Greenpeace Aotearoa seabed mining campaigner James Hita said the New Zealand Government continues to fall behind the rest of the world in preserving our oceans.
“It’s incredibly disappointing to see the New Zealand Government opt out of supporting the deep sea mining moratorium. Deep sea mining is one of the greatest threats our oceans face at the moment, especially in the Pacific. We don’t have time anymore to simply abstain from voting.
“New Zealander and our Pacific cousins need New Zealand’s government to be on the right side of history on deep sea mining. Abstaining from voting – is not. Greenpeace Aotearoa wants the Government to take a leadership position on deep sea mining by supporting the moratorium especially when we are a Pacific country,” says Hita.
Delegates at this year’s global conservation summit also voted overwhelmingly for the reform of the International Seabed Authority (ISA), the UN-mandated body tasked with regulating this activity.
Eighty-one governments and government agencies attending the IUCN World Conservation Congress voted in favor of the moratorium, laid out in Motion 69, while 18 voted against and 28 abstained. Around 577 NGOs and civil society organisations also voted in favor, while only 32 voted against and 35 abstained.
Other countries who abstained from voting included the United Kingdom, Canada, the United States of America, Australia and France.
“The relevance of the moratorium’s support is even more important following the South Pacific nation of Nauru’s decision to trigger the “two-year rule” only months ago,” says Hita.
The two year rule requires the ISA to allow the nation to begin mining in two years’ time under whatever regulations have been established by then.
Nauru sponsors a subsidiary of a Canadian company previously known as ‘DeepGreen’. Recently, DeepGreen formally merged with Sustainable Opportunities Acquisition Corporation to form The Metals Company, which is valued at $2.9 billion.
Activists aboard Greenpeace’s Rainbow Warrior confronted a ship chartered by DeepGreen in the Pacific this year, displaying banners reading “Stop Deep Sea Mining” and painting “RISK” on the side of the vessel.
If deep sea mining is allowed to progress forward in two years time, there could be an accelerated increase of activity in the region as other countries and companies will seek to obtain licenses.

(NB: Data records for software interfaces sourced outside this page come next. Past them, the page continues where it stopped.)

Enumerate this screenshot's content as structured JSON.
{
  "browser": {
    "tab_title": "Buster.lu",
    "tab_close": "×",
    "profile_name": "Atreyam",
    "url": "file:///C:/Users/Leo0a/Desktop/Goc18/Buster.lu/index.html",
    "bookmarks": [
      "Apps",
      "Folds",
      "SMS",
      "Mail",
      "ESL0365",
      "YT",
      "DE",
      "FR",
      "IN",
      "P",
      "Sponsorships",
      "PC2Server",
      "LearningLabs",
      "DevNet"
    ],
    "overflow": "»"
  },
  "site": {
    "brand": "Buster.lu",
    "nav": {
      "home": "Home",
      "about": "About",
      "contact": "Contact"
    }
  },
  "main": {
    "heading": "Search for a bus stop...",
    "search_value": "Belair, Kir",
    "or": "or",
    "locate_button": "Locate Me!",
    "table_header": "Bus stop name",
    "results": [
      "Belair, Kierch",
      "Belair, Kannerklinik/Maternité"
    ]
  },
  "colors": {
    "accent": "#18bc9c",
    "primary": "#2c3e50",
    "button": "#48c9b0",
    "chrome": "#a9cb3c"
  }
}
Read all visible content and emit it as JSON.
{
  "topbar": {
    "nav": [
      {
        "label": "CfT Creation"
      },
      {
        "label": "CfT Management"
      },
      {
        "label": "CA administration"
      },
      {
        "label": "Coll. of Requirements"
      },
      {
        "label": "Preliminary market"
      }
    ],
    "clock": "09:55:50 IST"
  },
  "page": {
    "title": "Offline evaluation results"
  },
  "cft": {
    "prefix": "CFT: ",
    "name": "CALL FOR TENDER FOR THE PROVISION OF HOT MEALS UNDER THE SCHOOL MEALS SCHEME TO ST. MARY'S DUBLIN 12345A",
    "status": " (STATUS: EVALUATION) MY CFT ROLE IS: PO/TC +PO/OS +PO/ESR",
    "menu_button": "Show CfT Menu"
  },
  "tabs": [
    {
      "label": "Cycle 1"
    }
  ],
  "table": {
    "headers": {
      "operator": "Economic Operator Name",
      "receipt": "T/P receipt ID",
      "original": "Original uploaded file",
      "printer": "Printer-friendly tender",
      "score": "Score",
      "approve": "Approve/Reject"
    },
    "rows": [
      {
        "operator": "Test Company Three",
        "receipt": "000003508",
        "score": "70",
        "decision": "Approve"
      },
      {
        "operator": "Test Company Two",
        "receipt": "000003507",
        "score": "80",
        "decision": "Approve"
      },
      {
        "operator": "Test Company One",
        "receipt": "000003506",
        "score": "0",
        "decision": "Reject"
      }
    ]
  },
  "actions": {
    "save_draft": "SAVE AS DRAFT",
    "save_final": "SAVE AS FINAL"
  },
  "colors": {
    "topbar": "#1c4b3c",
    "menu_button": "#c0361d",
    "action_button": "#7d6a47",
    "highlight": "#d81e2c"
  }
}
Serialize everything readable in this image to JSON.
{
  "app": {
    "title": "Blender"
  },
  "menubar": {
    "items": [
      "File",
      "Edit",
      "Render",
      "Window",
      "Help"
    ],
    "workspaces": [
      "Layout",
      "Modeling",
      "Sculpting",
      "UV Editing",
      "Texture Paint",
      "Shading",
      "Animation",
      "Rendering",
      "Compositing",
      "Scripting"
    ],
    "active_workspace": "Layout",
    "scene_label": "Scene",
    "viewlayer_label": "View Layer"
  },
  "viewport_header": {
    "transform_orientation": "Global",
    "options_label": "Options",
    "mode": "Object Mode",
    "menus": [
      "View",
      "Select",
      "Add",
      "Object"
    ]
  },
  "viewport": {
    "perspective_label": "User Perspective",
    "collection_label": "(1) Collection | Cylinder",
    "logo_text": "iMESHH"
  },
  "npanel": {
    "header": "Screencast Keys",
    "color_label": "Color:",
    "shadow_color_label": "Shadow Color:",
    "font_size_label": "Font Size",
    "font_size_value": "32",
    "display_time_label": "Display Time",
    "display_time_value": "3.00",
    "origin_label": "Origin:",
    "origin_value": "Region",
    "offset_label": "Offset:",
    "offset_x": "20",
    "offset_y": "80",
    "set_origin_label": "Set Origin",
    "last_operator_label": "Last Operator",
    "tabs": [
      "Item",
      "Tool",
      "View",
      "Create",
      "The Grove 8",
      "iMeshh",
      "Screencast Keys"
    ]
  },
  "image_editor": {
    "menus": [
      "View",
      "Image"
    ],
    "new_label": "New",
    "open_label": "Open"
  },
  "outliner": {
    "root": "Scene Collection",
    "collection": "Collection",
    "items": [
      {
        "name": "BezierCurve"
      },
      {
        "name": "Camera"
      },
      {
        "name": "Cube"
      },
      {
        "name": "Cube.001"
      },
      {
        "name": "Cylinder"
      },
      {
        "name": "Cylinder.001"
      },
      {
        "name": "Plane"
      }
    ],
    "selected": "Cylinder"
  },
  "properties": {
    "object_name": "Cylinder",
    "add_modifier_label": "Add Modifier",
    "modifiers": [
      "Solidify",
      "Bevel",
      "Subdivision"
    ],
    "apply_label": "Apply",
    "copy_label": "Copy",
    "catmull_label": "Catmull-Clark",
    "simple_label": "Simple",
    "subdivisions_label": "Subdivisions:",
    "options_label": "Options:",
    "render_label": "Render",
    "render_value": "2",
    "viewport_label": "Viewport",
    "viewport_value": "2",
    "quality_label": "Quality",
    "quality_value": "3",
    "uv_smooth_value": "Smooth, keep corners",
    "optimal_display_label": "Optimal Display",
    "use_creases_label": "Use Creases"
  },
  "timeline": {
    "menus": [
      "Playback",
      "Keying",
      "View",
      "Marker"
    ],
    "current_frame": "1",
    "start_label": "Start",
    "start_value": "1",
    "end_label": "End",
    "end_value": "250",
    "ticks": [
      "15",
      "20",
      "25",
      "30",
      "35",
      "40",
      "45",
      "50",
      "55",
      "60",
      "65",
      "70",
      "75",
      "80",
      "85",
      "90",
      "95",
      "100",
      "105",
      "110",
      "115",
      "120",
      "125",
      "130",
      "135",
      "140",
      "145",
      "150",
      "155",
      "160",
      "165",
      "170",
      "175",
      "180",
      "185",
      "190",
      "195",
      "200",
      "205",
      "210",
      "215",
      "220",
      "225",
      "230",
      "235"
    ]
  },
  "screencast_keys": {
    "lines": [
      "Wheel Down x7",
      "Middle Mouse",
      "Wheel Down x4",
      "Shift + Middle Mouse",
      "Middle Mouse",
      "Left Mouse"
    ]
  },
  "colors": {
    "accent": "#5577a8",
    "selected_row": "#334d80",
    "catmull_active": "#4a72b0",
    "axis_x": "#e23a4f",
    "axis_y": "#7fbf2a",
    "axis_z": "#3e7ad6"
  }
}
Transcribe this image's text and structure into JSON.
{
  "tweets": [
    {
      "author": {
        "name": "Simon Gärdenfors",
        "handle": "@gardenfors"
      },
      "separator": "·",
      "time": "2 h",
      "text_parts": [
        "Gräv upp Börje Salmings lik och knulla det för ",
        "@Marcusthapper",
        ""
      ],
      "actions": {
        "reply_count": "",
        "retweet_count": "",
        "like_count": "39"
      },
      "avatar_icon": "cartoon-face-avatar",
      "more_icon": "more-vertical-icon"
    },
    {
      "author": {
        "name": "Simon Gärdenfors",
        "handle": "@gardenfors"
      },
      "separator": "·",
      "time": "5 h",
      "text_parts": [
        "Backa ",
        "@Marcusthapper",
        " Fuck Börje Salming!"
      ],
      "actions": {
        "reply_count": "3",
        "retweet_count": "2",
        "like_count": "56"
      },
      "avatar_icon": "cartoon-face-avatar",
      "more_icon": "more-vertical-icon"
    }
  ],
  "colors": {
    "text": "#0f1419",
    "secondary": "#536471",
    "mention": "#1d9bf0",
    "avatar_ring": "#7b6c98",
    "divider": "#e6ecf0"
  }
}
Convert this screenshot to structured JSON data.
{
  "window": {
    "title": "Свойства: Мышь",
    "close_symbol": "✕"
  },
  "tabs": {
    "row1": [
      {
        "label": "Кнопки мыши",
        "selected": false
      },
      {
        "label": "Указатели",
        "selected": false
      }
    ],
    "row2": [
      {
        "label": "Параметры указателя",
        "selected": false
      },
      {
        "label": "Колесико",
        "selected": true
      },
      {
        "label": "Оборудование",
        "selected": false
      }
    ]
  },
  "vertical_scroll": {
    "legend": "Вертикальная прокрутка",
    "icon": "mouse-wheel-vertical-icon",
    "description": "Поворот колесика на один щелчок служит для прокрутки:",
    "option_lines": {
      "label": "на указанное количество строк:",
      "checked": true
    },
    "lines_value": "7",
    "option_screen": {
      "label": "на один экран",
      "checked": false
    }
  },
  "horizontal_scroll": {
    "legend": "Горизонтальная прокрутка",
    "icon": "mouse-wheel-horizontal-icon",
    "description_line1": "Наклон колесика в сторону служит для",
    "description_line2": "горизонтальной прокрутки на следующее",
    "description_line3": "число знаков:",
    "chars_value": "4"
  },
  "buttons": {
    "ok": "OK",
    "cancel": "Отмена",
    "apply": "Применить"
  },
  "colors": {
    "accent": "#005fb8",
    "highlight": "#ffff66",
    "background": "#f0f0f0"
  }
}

Greenpeace Aotearoa is also calling on the NZ Govt to ban all seabed mining and a supporting petition has been signed by more than 22,000.
“The New Zealand Government failed to step up and show support but the overall vote sends a clear and powerful message to the International Seabed Authority that there is no global support to mine the deep sea,” says Hita.
Seabed mining is a new threat to the oceans. Now is our chance to prevent the destruction before it’s too late.